A team led by the University of Texas is looking for genetic risk factors at the base of neural tube defects. These are common congenital defects, mainly caused by some wrong behavior of the mother. However, the study also proves a strong genetic component.
Prenatal deficiency of folic acid is the most common cause of spina bifida and other neural tube defects. The team of Dr. Hope Northrup also looked for genetic risk factors related to these defects. To this end, the researchers sequenced the genome of 511 individuals with myelomeningoceles, a variant of spina bifida.
Initially, the researchers focused on the variants of more than 100 genes related to neural tube defects. Within the group there were also genes responsible for folate metabolism, glucose homeostasis and other processes. No variant was found to be predominant. Nevertheless, 16% of the subjects showed a large number of suspicious variants in at least one of these genes.
After the initial phase, the researchers compiled a list of the identified variants. This includes more than 5,700 anomalies identified among European patients and almost 8,200 identified among those in Mexico. At this time, they are focusing on 514 new variants not present in existing databases.

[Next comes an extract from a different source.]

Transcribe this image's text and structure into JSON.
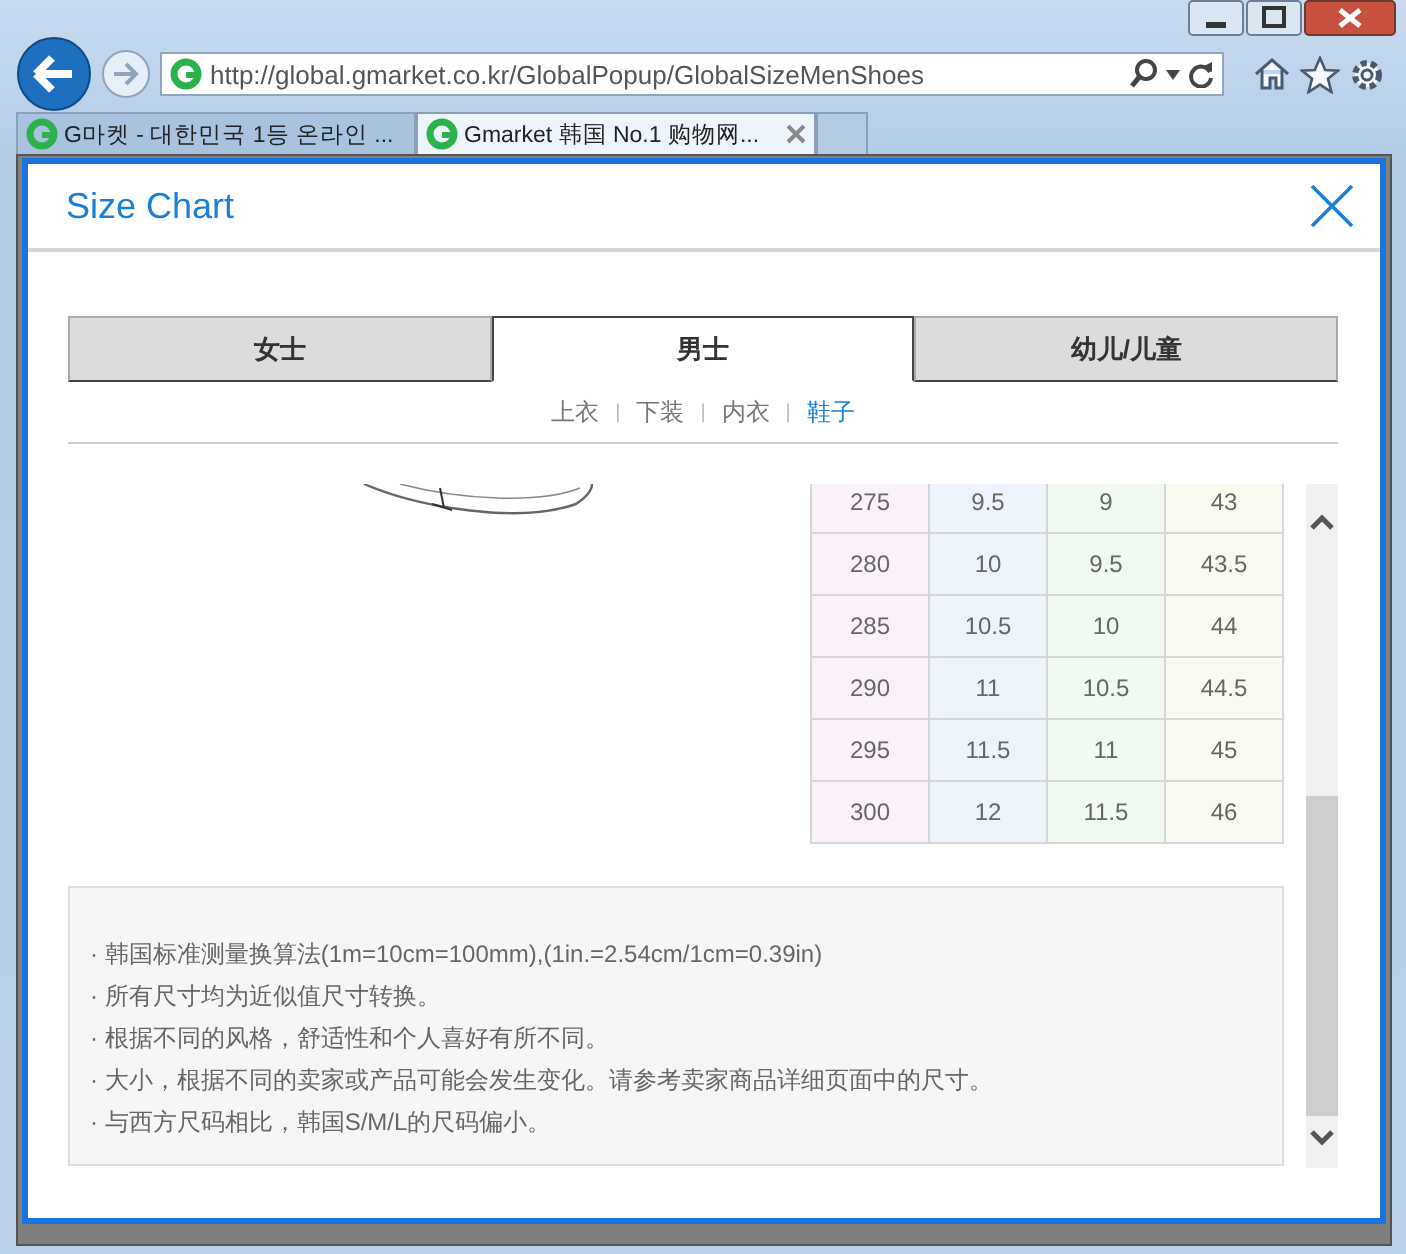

According to the authors of the study, the sum of genetic variants could increase exponentially the risk of neural tube defects. Now their goal is to safely identify the genes related to these risk factors. This would allow the development of both new prenatal screening tests and new treatments.